Changing a business model reaps rewards
Sphere Fluidics is disrupting how the pharmaceutical industry discovers commercially viable biomolecules. Its flagship product, the Cyto-Mine® platform, performs a number of cellular processes that would usually require several types of equipment and cost twice as much.
Initially, the company planned to provide its product as a service to drug companies’ hungry R&D departments. “Our original vision was to run a biopharmaceutical discovery service. It would’ve been straightforward and we wouldn’t have had to raise big money,” says CEO Frank Craig.
However, the issue Craig had with this model was the lack of scalability. “It can take 12 months to sell one contract,” he says.

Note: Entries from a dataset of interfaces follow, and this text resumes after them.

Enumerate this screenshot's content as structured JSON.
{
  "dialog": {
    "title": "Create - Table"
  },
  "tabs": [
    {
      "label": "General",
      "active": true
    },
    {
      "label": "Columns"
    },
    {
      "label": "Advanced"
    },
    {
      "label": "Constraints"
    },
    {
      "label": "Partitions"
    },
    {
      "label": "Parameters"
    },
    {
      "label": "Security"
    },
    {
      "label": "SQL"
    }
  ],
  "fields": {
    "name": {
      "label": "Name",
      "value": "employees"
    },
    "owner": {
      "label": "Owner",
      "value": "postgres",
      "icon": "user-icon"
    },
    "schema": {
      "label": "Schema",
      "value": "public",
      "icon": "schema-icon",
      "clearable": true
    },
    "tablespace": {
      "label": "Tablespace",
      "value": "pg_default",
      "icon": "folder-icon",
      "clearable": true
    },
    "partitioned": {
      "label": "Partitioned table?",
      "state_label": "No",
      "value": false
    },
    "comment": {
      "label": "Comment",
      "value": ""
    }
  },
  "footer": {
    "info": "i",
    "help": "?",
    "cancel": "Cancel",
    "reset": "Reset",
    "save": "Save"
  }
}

It would have taken years and cost about £40 million to build our own factory, but we were able to leverage external partnerships and get the product to market fast.

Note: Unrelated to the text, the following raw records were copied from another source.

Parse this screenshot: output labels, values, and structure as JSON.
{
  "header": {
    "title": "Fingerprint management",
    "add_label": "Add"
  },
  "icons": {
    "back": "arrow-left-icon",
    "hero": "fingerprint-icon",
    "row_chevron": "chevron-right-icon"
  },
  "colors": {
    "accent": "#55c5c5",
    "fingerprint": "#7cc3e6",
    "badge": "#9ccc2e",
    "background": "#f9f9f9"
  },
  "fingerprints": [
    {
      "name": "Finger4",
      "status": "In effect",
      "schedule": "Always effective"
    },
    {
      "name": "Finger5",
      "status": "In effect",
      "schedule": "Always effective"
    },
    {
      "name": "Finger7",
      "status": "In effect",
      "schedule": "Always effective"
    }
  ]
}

Frank Craig, Sphere Fluidics
When tech partnered with manufacturing
The real growth potential was in manufacturing and selling the product’s units. “We couldn’t sell 200 services a year, but we could sell 200 machines.” says Craig.
Craig then convinced the company’s board to fund research into how receptive the market would be to purchasing units. The results came back very positive, so soon they embarked on a plan to start manufacturing the high-value machines.
However, he knew they would need help from technology and manufacturing partners.
“We partnered with various external system design companies, software companies, and manufacturers that were best in their field in the UK and Europe,” says Craig.
“It would have taken years and cost about £40m to build our own factory, but we were able to leverage external partnerships and get the product to market fast,” he says.
Partners in growth
Building partnerships is the secret to the company’s scaling. “Partnerships allowed us to scale. Sure, there were some stresses like partners don’t always give you what they promise, but if we did everything internally, we’d have had too many limitations,” says Craig.
The company approached investment in much the same way, finding the right investment partners. It has secured £11m in equity funding, a £2m convertible loan and about £3.1m of grants.
“We’ve been lucky to be able to pick some really good grant partners,” says Craig. Glaxosmithkline, Horizon Discovery, UCB and Imperial College London have been particularly supportive, he says.
Looking to the future
To date the company has sold its product in the EU, Asia and the US. And its ambition is to sell to more than 500 customers all over the world. Each unit costs $450,000.
Craig’s strategic pivot into sales and manufacturing has paid off, with the company’s income expected to grow by around 300% this year.
With a planned turnover of £6m this financial year, the company is looking to invest in rolling out a second flagship product, a desktop genome-editing machine. It will cost “around £10m” to build, but Craig believes there is a global market worth several hundred million pounds.
Right now the company is looking for investment to support the rollout of this new product. Craig has his sights abroad: “It would be strategically beneficial to source investment from the US for the next round as we’re always thinking internationally.”